INPUT DATA:
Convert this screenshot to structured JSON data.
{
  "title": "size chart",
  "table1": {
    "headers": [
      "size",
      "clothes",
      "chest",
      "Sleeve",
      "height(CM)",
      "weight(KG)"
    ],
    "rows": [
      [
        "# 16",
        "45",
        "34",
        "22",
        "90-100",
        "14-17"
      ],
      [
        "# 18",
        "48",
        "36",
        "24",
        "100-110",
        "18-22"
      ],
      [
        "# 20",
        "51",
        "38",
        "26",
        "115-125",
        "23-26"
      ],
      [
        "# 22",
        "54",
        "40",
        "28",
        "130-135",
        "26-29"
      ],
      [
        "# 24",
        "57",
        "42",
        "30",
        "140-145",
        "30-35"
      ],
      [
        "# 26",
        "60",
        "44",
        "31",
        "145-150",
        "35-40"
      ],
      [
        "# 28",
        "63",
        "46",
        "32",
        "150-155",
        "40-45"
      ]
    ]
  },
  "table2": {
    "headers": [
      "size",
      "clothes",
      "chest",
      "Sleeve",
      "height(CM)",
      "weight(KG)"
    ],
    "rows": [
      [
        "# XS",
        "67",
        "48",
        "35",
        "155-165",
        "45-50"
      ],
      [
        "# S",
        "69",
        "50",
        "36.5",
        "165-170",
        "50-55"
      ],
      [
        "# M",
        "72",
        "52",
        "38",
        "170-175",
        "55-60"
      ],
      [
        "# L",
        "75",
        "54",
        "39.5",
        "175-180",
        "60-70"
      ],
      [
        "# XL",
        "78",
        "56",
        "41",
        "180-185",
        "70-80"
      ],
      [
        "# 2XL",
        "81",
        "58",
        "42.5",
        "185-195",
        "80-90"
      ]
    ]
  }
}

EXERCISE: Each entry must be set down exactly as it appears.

SOLVED EXERCISE:
Convert this screenshot to structured JSON data.
{
  "title": "size chart",
  "table1": {
    "headers": [
      "size",
      "clothes",
      "chest",
      "Sleeve",
      "height(CM)",
      "weight(KG)"
    ],
    "rows": [
      [
        "# 16",
        "45",
        "34",
        "22",
        "90-100",
        "14-17"
      ],
      [
        "# 18",
        "48",
        "36",
        "24",
        "100-110",
        "18-22"
      ],
      [
        "# 20",
        "51",
        "38",
        "26",
        "115-125",
        "23-26"
      ],
      [
        "# 22",
        "54",
        "40",
        "28",
        "130-135",
        "26-29"
      ],
      [
        "# 24",
        "57",
        "42",
        "30",
        "140-145",
        "30-35"
      ],
      [
        "# 26",
        "60",
        "44",
        "31",
        "145-150",
        "35-40"
      ],
      [
        "# 28",
        "63",
        "46",
        "32",
        "150-155",
        "40-45"
      ]
    ]
  },
  "table2": {
    "headers": [
      "size",
      "clothes",
      "chest",
      "Sleeve",
      "height(CM)",
      "weight(KG)"
    ],
    "rows": [
      [
        "# XS",
        "67",
        "48",
        "35",
        "155-165",
        "45-50"
      ],
      [
        "# S",
        "69",
        "50",
        "36.5",
        "165-170",
        "50-55"
      ],
      [
        "# M",
        "72",
        "52",
        "38",
        "170-175",
        "55-60"
      ],
      [
        "# L",
        "75",
        "54",
        "39.5",
        "175-180",
        "60-70"
      ],
      [
        "# XL",
        "78",
        "56",
        "41",
        "180-185",
        "70-80"
      ],
      [
        "# 2XL",
        "81",
        "58",
        "42.5",
        "185-195",
        "80-90"
      ]
    ]
  }
}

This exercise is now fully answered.